__TASK__
Take the data below and write it out exactly, except for the pictures.

__EXTRACTED MATERIAL__
>>>
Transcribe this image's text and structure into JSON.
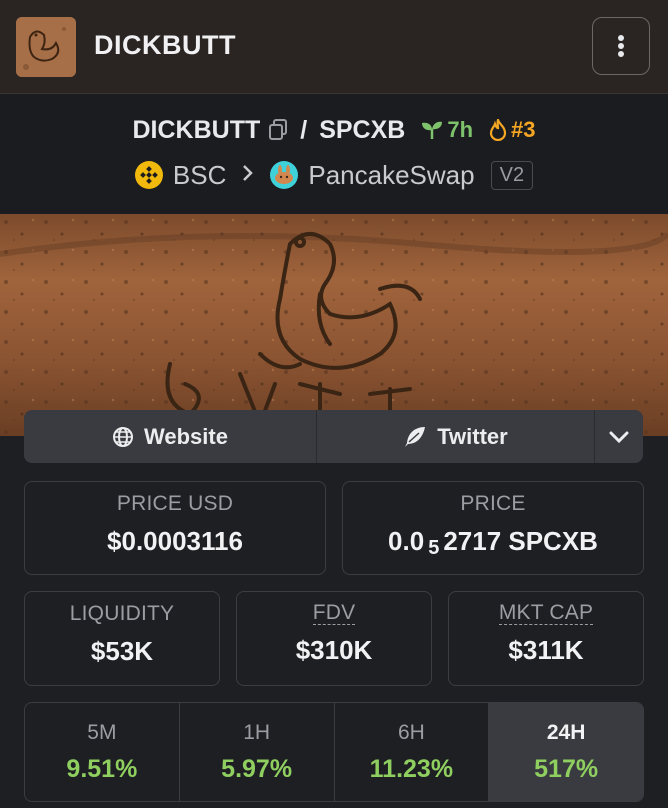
{
  "header": {
    "title": "DICKBUTT",
    "logo_icon": "dickbutt-logo",
    "menu_icon": "vertical-ellipsis-icon"
  },
  "pair": {
    "base": "DICKBUTT",
    "quote": "SPCXB",
    "separator": "/",
    "age": "7h",
    "rank": "#3",
    "chain": "BSC",
    "dex": "PancakeSwap",
    "version": "V2"
  },
  "links": {
    "website": "Website",
    "twitter": "Twitter"
  },
  "stats": {
    "price_usd_label": "PRICE USD",
    "price_usd": "$0.0003116",
    "price_label": "PRICE",
    "price_prefix": "0.0",
    "price_sub": "5",
    "price_rest": "2717 SPCXB",
    "liquidity_label": "LIQUIDITY",
    "liquidity": "$53K",
    "fdv_label": "FDV",
    "fdv": "$310K",
    "mktcap_label": "MKT CAP",
    "mktcap": "$311K"
  },
  "timeframes": [
    {
      "label": "5M",
      "value": "9.51%"
    },
    {
      "label": "1H",
      "value": "5.97%"
    },
    {
      "label": "6H",
      "value": "11.23%"
    },
    {
      "label": "24H",
      "value": "517%"
    }
  ],
  "colors": {
    "positive": "#8fcf5f",
    "age_green": "#7ec26b",
    "rank_orange": "#f5a623",
    "bnb_yellow": "#f0b90b"
  }
}
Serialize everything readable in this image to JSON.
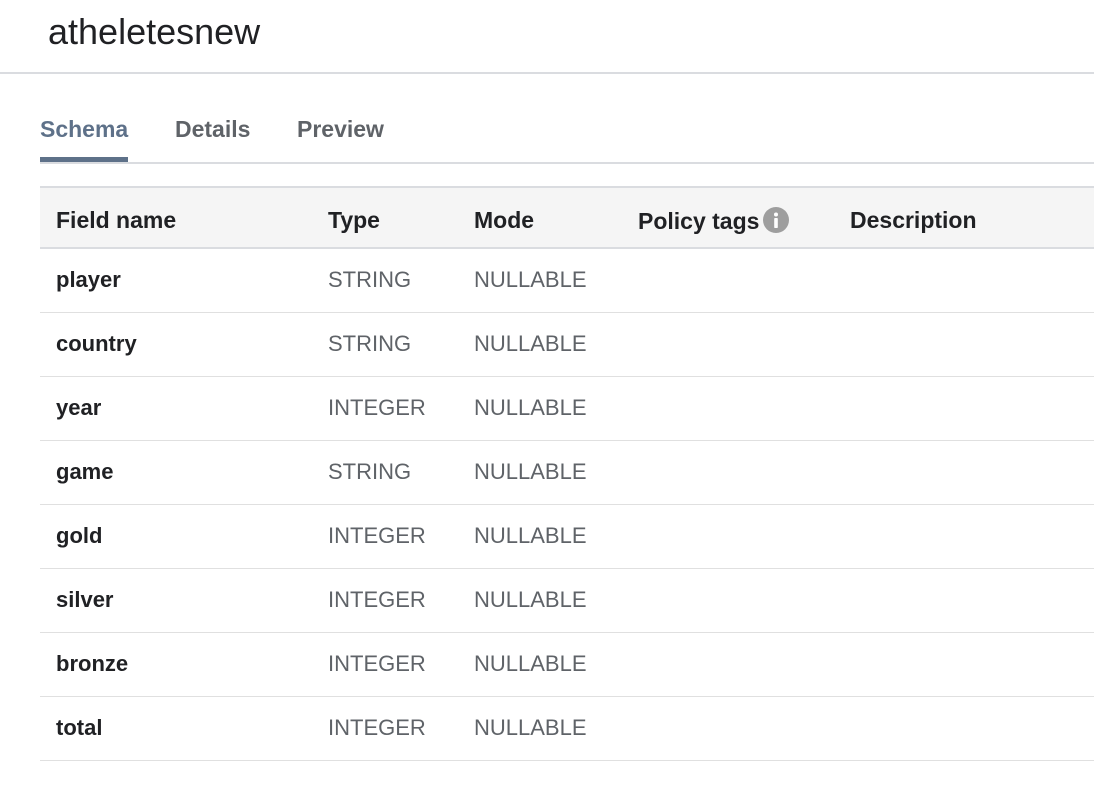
{
  "title": "atheletesnew",
  "tabs": [
    {
      "label": "Schema",
      "active": true
    },
    {
      "label": "Details",
      "active": false
    },
    {
      "label": "Preview",
      "active": false
    }
  ],
  "table": {
    "headers": {
      "field_name": "Field name",
      "type": "Type",
      "mode": "Mode",
      "policy_tags": "Policy tags",
      "description": "Description"
    },
    "rows": [
      {
        "name": "player",
        "type": "STRING",
        "mode": "NULLABLE"
      },
      {
        "name": "country",
        "type": "STRING",
        "mode": "NULLABLE"
      },
      {
        "name": "year",
        "type": "INTEGER",
        "mode": "NULLABLE"
      },
      {
        "name": "game",
        "type": "STRING",
        "mode": "NULLABLE"
      },
      {
        "name": "gold",
        "type": "INTEGER",
        "mode": "NULLABLE"
      },
      {
        "name": "silver",
        "type": "INTEGER",
        "mode": "NULLABLE"
      },
      {
        "name": "bronze",
        "type": "INTEGER",
        "mode": "NULLABLE"
      },
      {
        "name": "total",
        "type": "INTEGER",
        "mode": "NULLABLE"
      }
    ]
  },
  "icons": {
    "policy_tags_info": "info-icon"
  },
  "colors": {
    "active_tab": "#5e7189",
    "header_bg": "#f5f5f5",
    "divider": "#dadce0"
  }
}
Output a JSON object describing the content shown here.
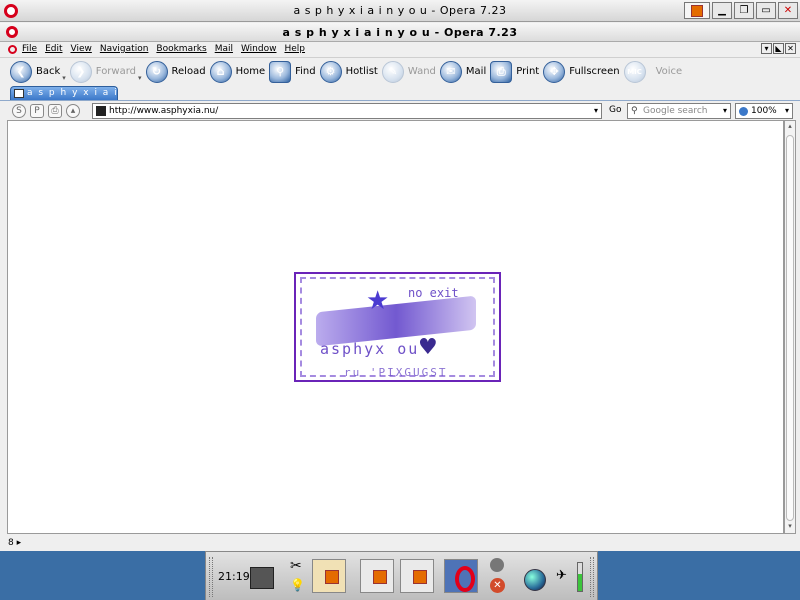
{
  "window": {
    "title": "a s p h y x i a i n y o u - Opera 7.23",
    "title_bold": "a s p h y x i a i n y o u - Opera 7.23"
  },
  "menu": {
    "items": [
      "File",
      "Edit",
      "View",
      "Navigation",
      "Bookmarks",
      "Mail",
      "Window",
      "Help"
    ]
  },
  "toolbar": {
    "buttons": [
      {
        "label": "Back",
        "icon": "back-arrow-icon",
        "enabled": true
      },
      {
        "label": "Forward",
        "icon": "forward-arrow-icon",
        "enabled": false
      },
      {
        "label": "Reload",
        "icon": "reload-icon",
        "enabled": true
      },
      {
        "label": "Home",
        "icon": "home-icon",
        "enabled": true
      },
      {
        "label": "Find",
        "icon": "magnifier-icon",
        "enabled": true
      },
      {
        "label": "Hotlist",
        "icon": "gear-icon",
        "enabled": true
      },
      {
        "label": "Wand",
        "icon": "wand-icon",
        "enabled": false
      },
      {
        "label": "Mail",
        "icon": "mail-icon",
        "enabled": true
      },
      {
        "label": "Print",
        "icon": "printer-icon",
        "enabled": true
      },
      {
        "label": "Fullscreen",
        "icon": "fullscreen-icon",
        "enabled": true
      },
      {
        "label": "Voice",
        "icon": "mic-icon",
        "enabled": false
      }
    ]
  },
  "tabs": [
    {
      "label": "a s p h y x i a i n y o u",
      "active": true
    }
  ],
  "address": {
    "url": "http://www.asphyxia.nu/",
    "go_label": "Go",
    "search_placeholder": "Google search",
    "zoom": "100%"
  },
  "page": {
    "stamp_text_top": "no exit",
    "stamp_text_middle": "asphyx ou",
    "stamp_text_bottom": "ru 'PIXGUGST"
  },
  "status": {
    "text": ""
  },
  "taskbar": {
    "clock": "21:19"
  },
  "colors": {
    "tab_active": "#3b78c9",
    "stamp_purple": "#6a24b8",
    "opera_red": "#d6001c",
    "desktop": "#3a6ea5"
  }
}
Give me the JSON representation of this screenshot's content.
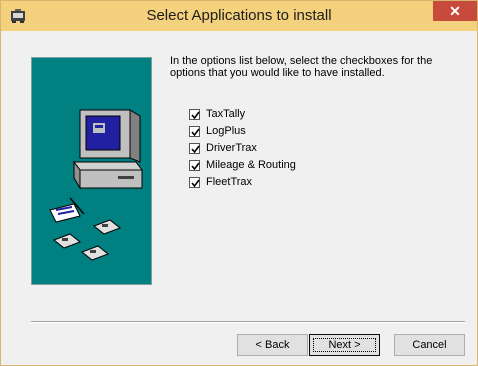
{
  "window": {
    "title": "Select Applications to install",
    "close_glyph": "✕"
  },
  "instruction": "In the options list below, select the checkboxes for the options that you would like to have installed.",
  "options": [
    {
      "label": "TaxTally",
      "checked": true
    },
    {
      "label": "LogPlus",
      "checked": true
    },
    {
      "label": "DriverTrax",
      "checked": true
    },
    {
      "label": "Mileage & Routing",
      "checked": true
    },
    {
      "label": "FleetTrax",
      "checked": true
    }
  ],
  "buttons": {
    "back": "< Back",
    "next": "Next >",
    "cancel": "Cancel"
  },
  "colors": {
    "titlebar": "#f3d17d",
    "close": "#c74b3d",
    "art_panel": "#008080"
  },
  "icons": {
    "app": "installer-icon",
    "close": "close-icon",
    "art": "computer-with-disks-illustration"
  }
}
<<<
__YOUR SOLUTION__
Transcribe this image's text and structure into JSON.
{
  "header": {
    "title": "DICKBUTT",
    "logo_icon": "dickbutt-logo",
    "menu_icon": "vertical-ellipsis-icon"
  },
  "pair": {
    "base": "DICKBUTT",
    "quote": "SPCXB",
    "separator": "/",
    "age": "7h",
    "rank": "#3",
    "chain": "BSC",
    "dex": "PancakeSwap",
    "version": "V2"
  },
  "links": {
    "website": "Website",
    "twitter": "Twitter"
  },
  "stats": {
    "price_usd_label": "PRICE USD",
    "price_usd": "$0.0003116",
    "price_label": "PRICE",
    "price_prefix": "0.0",
    "price_sub": "5",
    "price_rest": "2717 SPCXB",
    "liquidity_label": "LIQUIDITY",
    "liquidity": "$53K",
    "fdv_label": "FDV",
    "fdv": "$310K",
    "mktcap_label": "MKT CAP",
    "mktcap": "$311K"
  },
  "timeframes": [
    {
      "label": "5M",
      "value": "9.51%"
    },
    {
      "label": "1H",
      "value": "5.97%"
    },
    {
      "label": "6H",
      "value": "11.23%"
    },
    {
      "label": "24H",
      "value": "517%"
    }
  ],
  "colors": {
    "positive": "#8fcf5f",
    "age_green": "#7ec26b",
    "rank_orange": "#f5a623",
    "bnb_yellow": "#f0b90b"
  }
}
Serialize everything readable in this image to JSON.
{
  "title": "atheletesnew",
  "tabs": [
    {
      "label": "Schema",
      "active": true
    },
    {
      "label": "Details",
      "active": false
    },
    {
      "label": "Preview",
      "active": false
    }
  ],
  "table": {
    "headers": {
      "field_name": "Field name",
      "type": "Type",
      "mode": "Mode",
      "policy_tags": "Policy tags",
      "description": "Description"
    },
    "rows": [
      {
        "name": "player",
        "type": "STRING",
        "mode": "NULLABLE"
      },
      {
        "name": "country",
        "type": "STRING",
        "mode": "NULLABLE"
      },
      {
        "name": "year",
        "type": "INTEGER",
        "mode": "NULLABLE"
      },
      {
        "name": "game",
        "type": "STRING",
        "mode": "NULLABLE"
      },
      {
        "name": "gold",
        "type": "INTEGER",
        "mode": "NULLABLE"
      },
      {
        "name": "silver",
        "type": "INTEGER",
        "mode": "NULLABLE"
      },
      {
        "name": "bronze",
        "type": "INTEGER",
        "mode": "NULLABLE"
      },
      {
        "name": "total",
        "type": "INTEGER",
        "mode": "NULLABLE"
      }
    ]
  },
  "icons": {
    "policy_tags_info": "info-icon"
  },
  "colors": {
    "active_tab": "#5e7189",
    "header_bg": "#f5f5f5",
    "divider": "#dadce0"
  }
}
Output a JSON object describing the content shown here.
{
  "window": {
    "title": "a s p h y x i a i n y o u - Opera 7.23",
    "title_bold": "a s p h y x i a i n y o u - Opera 7.23"
  },
  "menu": {
    "items": [
      "File",
      "Edit",
      "View",
      "Navigation",
      "Bookmarks",
      "Mail",
      "Window",
      "Help"
    ]
  },
  "toolbar": {
    "buttons": [
      {
        "label": "Back",
        "icon": "back-arrow-icon",
        "enabled": true
      },
      {
        "label": "Forward",
        "icon": "forward-arrow-icon",
        "enabled": false
      },
      {
        "label": "Reload",
        "icon": "reload-icon",
        "enabled": true
      },
      {
        "label": "Home",
        "icon": "home-icon",
        "enabled": true
      },
      {
        "label": "Find",
        "icon": "magnifier-icon",
        "enabled": true
      },
      {
        "label": "Hotlist",
        "icon": "gear-icon",
        "enabled": true
      },
      {
        "label": "Wand",
        "icon": "wand-icon",
        "enabled": false
      },
      {
        "label": "Mail",
        "icon": "mail-icon",
        "enabled": true
      },
      {
        "label": "Print",
        "icon": "printer-icon",
        "enabled": true
      },
      {
        "label": "Fullscreen",
        "icon": "fullscreen-icon",
        "enabled": true
      },
      {
        "label": "Voice",
        "icon": "mic-icon",
        "enabled": false
      }
    ]
  },
  "tabs": [
    {
      "label": "a s p h y x i a i n y o u",
      "active": true
    }
  ],
  "address": {
    "url": "http://www.asphyxia.nu/",
    "go_label": "Go",
    "search_placeholder": "Google search",
    "zoom": "100%"
  },
  "page": {
    "stamp_text_top": "no exit",
    "stamp_text_middle": "asphyx ou",
    "stamp_text_bottom": "ru 'PIXGUGST"
  },
  "status": {
    "text": ""
  },
  "taskbar": {
    "clock": "21:19"
  },
  "colors": {
    "tab_active": "#3b78c9",
    "stamp_purple": "#6a24b8",
    "opera_red": "#d6001c",
    "desktop": "#3a6ea5"
  }
}
Give me the JSON representation of this screenshot's content.
{
  "window": {
    "title": "Select Applications to install",
    "close_glyph": "✕"
  },
  "instruction": "In the options list below, select the checkboxes for the options that you would like to have installed.",
  "options": [
    {
      "label": "TaxTally",
      "checked": true
    },
    {
      "label": "LogPlus",
      "checked": true
    },
    {
      "label": "DriverTrax",
      "checked": true
    },
    {
      "label": "Mileage & Routing",
      "checked": true
    },
    {
      "label": "FleetTrax",
      "checked": true
    }
  ],
  "buttons": {
    "back": "< Back",
    "next": "Next >",
    "cancel": "Cancel"
  },
  "colors": {
    "titlebar": "#f3d17d",
    "close": "#c74b3d",
    "art_panel": "#008080"
  },
  "icons": {
    "app": "installer-icon",
    "close": "close-icon",
    "art": "computer-with-disks-illustration"
  }
}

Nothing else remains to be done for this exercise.